In contrast, the Fifth Phase President, the late John Magufuli, had no diplomatic background like his two abovementioned predecessors and his vision for Tanzania was more or less inward-looking. Also, Magufuli relied on members of his inner circle and other trusted individuals, rather than those trained in international relations, to handle Tanzania’s ties with the international community.

Since coming into office three years ago President Hassan has made ambassadorial appointments that have been praised by many for giving an opportunity to professionals who were nurtured during the Kikwete and Mkapa presidencies.

This appreciation of diplomacy has its roots in the early days of the United Republic of Tanzania, whose founders – Mwalimu Nyerere and Sheikh Abeid Amani Karume – knew the importance of unity among nations. Mwalimu, for instance, was willing to join Kenya in forming the East African Federation and serve as its ambassador to the UN, leaving the presidency to Kenya’s founding president, Mzee Jomo Kenyatta.

Mwalimu once chaired the South Commission, Mkapa led the Globalisation Commission and Kikwete is still being entrusted with international diplomatic tasks. All this is thanks to respect Tanzania commands globally and which President Hassan is seeking to consolidate.

Tanzania, being a developing country, needs to have strong relations with other nations and global institutions since this is the most effective way of ensuring sustainable growth. As the popular adage goes, “If you want to go fast, go alone. If you want to go far, go together”. I am sure that is the philosophy guiding President Hassan’s administration.

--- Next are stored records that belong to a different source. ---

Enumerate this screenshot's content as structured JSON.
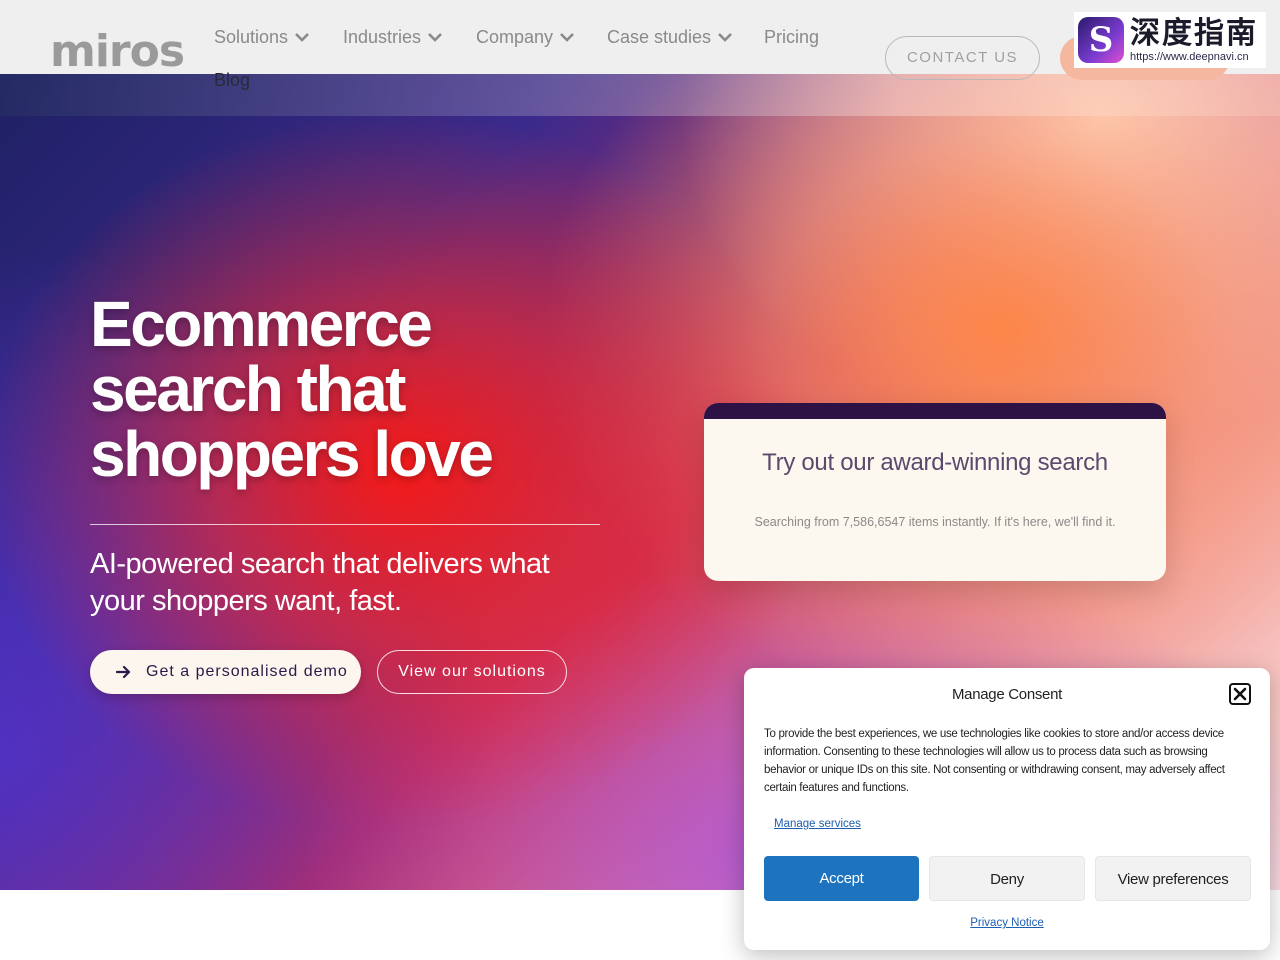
{
  "header": {
    "logo_text": "miros",
    "nav": [
      {
        "label": "Solutions",
        "has_dropdown": true
      },
      {
        "label": "Industries",
        "has_dropdown": true
      },
      {
        "label": "Company",
        "has_dropdown": true
      },
      {
        "label": "Case studies",
        "has_dropdown": true
      },
      {
        "label": "Pricing",
        "has_dropdown": false
      },
      {
        "label": "Blog",
        "has_dropdown": false
      }
    ],
    "contact_label": "CONTACT US"
  },
  "watermark": {
    "title": "深度指南",
    "url": "https://www.deepnavi.cn"
  },
  "hero": {
    "title_lines": [
      "Ecommerce",
      "search that",
      "shoppers love"
    ],
    "subtitle": "AI-powered search that delivers what your shoppers want, fast.",
    "cta_primary": "Get a personalised demo",
    "cta_secondary": "View our solutions"
  },
  "search_card": {
    "title": "Try out our award-winning search",
    "description": "Searching from 7,586,6547 items instantly. If it's here, we'll find it."
  },
  "consent": {
    "title": "Manage Consent",
    "body": "To provide the best experiences, we use technologies like cookies to store and/or access device information. Consenting to these technologies will allow us to process data such as browsing behavior or unique IDs on this site. Not consenting or withdrawing consent, may adversely affect certain features and functions.",
    "manage_services": "Manage services",
    "accept": "Accept",
    "deny": "Deny",
    "view_preferences": "View preferences",
    "privacy_notice": "Privacy Notice"
  },
  "colors": {
    "accent_blue": "#1e73be",
    "card_header": "#2e1246",
    "card_bg": "#fdf8ef"
  }
}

Tanzania’s relations with the international community were strengthened further when the Head of State visited France and Belgium in February 2022. It opened diplomatic doors which were hitherto closed.

In May this year, President Hassan returned to France where she co-chaired the Clean Cooking Summit at Unesco headquarters in Paris. The meeting mobilised $2.2 billion for promoting clean cooking in Africa.

Environmental degradation currently affects about 412,000 hectares annually in Tanzania and the switch to clean cooking will not only protect the health of millions of women in Tanzania but also prevent further damage to the environment.

The government, as directed by the CCM Election Manifesto, is currently allocating funds to enable local authorities to plant 276 million trees annually across the country.

From May 31 to June 6 President Hassan visited South Korea, where Tanzania secured a $2.5 million (Sh6.5 trillion) concessionary loan to finance key development projects in the next five years. The loan will be repaid over 40 years at an interest rate of 0.01 percent.

The benefits of this loan for Tanzania include financing crucial development projects in infrastructure, education, health and energy, thus improving social services and raising Tanzanians’ living standards.

Needless to say, such investment in development projects should go a long way in stimulating economic growth by creating jobs, improving the business environment and attracting foreign investment.

Moreover, the loan’s favourable terms, including a very low interest rate and a long repayment period, will ease the government’s debt burden and allow for better use of financial resources.

This and other agreements signed between Tanzania and South Korea have further strengthened bilateral relations between the two countries and opened up more opportunities for cooperation.

These are just a few examples of how Tanzania has strengthened its relations with the international community since President Hassan came into office.

Bakari Kimwanga is the CCM Councillor for Makurumla Ward in Ubungo Municipality, Dar es Salaam [email protected]